ACTIVITY:
Every line of the data should be output word for word.

>>

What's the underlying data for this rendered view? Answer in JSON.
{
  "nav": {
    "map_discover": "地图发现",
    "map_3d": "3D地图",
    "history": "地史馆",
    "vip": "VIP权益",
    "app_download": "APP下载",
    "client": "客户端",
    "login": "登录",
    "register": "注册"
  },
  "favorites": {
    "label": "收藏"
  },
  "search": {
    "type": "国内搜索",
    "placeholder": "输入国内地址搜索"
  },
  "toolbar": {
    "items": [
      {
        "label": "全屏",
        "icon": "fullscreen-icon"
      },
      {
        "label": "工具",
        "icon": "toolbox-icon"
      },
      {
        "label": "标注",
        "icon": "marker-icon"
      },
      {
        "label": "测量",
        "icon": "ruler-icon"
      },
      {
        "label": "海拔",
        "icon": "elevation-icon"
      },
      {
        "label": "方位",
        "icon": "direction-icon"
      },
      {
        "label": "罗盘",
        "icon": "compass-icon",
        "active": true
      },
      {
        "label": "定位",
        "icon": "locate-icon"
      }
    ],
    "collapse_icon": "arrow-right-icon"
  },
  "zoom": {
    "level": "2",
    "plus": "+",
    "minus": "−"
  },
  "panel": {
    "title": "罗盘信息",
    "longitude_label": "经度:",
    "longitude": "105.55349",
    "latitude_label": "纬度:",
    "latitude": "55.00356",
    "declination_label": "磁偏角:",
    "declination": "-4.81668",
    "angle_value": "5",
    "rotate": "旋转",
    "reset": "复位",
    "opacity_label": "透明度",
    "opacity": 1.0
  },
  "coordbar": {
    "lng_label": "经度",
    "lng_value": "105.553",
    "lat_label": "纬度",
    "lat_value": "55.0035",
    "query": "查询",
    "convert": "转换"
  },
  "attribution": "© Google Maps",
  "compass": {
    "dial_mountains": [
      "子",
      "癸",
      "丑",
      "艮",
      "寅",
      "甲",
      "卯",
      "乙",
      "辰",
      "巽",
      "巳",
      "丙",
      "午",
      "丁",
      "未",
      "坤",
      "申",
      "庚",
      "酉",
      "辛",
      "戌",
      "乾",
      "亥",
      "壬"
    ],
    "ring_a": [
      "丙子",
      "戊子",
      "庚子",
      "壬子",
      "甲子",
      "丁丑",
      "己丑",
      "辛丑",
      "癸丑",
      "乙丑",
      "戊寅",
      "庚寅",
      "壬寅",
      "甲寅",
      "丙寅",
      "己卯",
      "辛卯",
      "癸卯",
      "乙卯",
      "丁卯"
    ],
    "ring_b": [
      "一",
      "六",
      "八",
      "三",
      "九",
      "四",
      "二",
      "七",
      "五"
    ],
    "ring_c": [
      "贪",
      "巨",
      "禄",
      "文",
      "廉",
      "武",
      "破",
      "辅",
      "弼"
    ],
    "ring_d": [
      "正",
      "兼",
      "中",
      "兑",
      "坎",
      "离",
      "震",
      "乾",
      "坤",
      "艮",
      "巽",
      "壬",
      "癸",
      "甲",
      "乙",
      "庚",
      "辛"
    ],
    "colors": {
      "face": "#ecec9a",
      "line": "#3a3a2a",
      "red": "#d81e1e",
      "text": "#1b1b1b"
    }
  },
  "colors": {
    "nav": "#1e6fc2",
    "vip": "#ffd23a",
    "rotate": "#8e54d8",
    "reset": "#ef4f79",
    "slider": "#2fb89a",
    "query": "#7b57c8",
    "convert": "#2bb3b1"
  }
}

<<

TASK SOLUTION:
What's the underlying data for this rendered view? Answer in JSON.
{
  "nav": {
    "map_discover": "地图发现",
    "map_3d": "3D地图",
    "history": "地史馆",
    "vip": "VIP权益",
    "app_download": "APP下载",
    "client": "客户端",
    "login": "登录",
    "register": "注册"
  },
  "favorites": {
    "label": "收藏"
  },
  "search": {
    "type": "国内搜索",
    "placeholder": "输入国内地址搜索"
  },
  "toolbar": {
    "items": [
      {
        "label": "全屏",
        "icon": "fullscreen-icon"
      },
      {
        "label": "工具",
        "icon": "toolbox-icon"
      },
      {
        "label": "标注",
        "icon": "marker-icon"
      },
      {
        "label": "测量",
        "icon": "ruler-icon"
      },
      {
        "label": "海拔",
        "icon": "elevation-icon"
      },
      {
        "label": "方位",
        "icon": "direction-icon"
      },
      {
        "label": "罗盘",
        "icon": "compass-icon",
        "active": true
      },
      {
        "label": "定位",
        "icon": "locate-icon"
      }
    ],
    "collapse_icon": "arrow-right-icon"
  },
  "zoom": {
    "level": "2",
    "plus": "+",
    "minus": "−"
  },
  "panel": {
    "title": "罗盘信息",
    "longitude_label": "经度:",
    "longitude": "105.55349",
    "latitude_label": "纬度:",
    "latitude": "55.00356",
    "declination_label": "磁偏角:",
    "declination": "-4.81668",
    "angle_value": "5",
    "rotate": "旋转",
    "reset": "复位",
    "opacity_label": "透明度",
    "opacity": 1.0
  },
  "coordbar": {
    "lng_label": "经度",
    "lng_value": "105.553",
    "lat_label": "纬度",
    "lat_value": "55.0035",
    "query": "查询",
    "convert": "转换"
  },
  "attribution": "© Google Maps",
  "compass": {
    "dial_mountains": [
      "子",
      "癸",
      "丑",
      "艮",
      "寅",
      "甲",
      "卯",
      "乙",
      "辰",
      "巽",
      "巳",
      "丙",
      "午",
      "丁",
      "未",
      "坤",
      "申",
      "庚",
      "酉",
      "辛",
      "戌",
      "乾",
      "亥",
      "壬"
    ],
    "ring_a": [
      "丙子",
      "戊子",
      "庚子",
      "壬子",
      "甲子",
      "丁丑",
      "己丑",
      "辛丑",
      "癸丑",
      "乙丑",
      "戊寅",
      "庚寅",
      "壬寅",
      "甲寅",
      "丙寅",
      "己卯",
      "辛卯",
      "癸卯",
      "乙卯",
      "丁卯"
    ],
    "ring_b": [
      "一",
      "六",
      "八",
      "三",
      "九",
      "四",
      "二",
      "七",
      "五"
    ],
    "ring_c": [
      "贪",
      "巨",
      "禄",
      "文",
      "廉",
      "武",
      "破",
      "辅",
      "弼"
    ],
    "ring_d": [
      "正",
      "兼",
      "中",
      "兑",
      "坎",
      "离",
      "震",
      "乾",
      "坤",
      "艮",
      "巽",
      "壬",
      "癸",
      "甲",
      "乙",
      "庚",
      "辛"
    ],
    "colors": {
      "face": "#ecec9a",
      "line": "#3a3a2a",
      "red": "#d81e1e",
      "text": "#1b1b1b"
    }
  },
  "colors": {
    "nav": "#1e6fc2",
    "vip": "#ffd23a",
    "rotate": "#8e54d8",
    "reset": "#ef4f79",
    "slider": "#2fb89a",
    "query": "#7b57c8",
    "convert": "#2bb3b1"
  }
}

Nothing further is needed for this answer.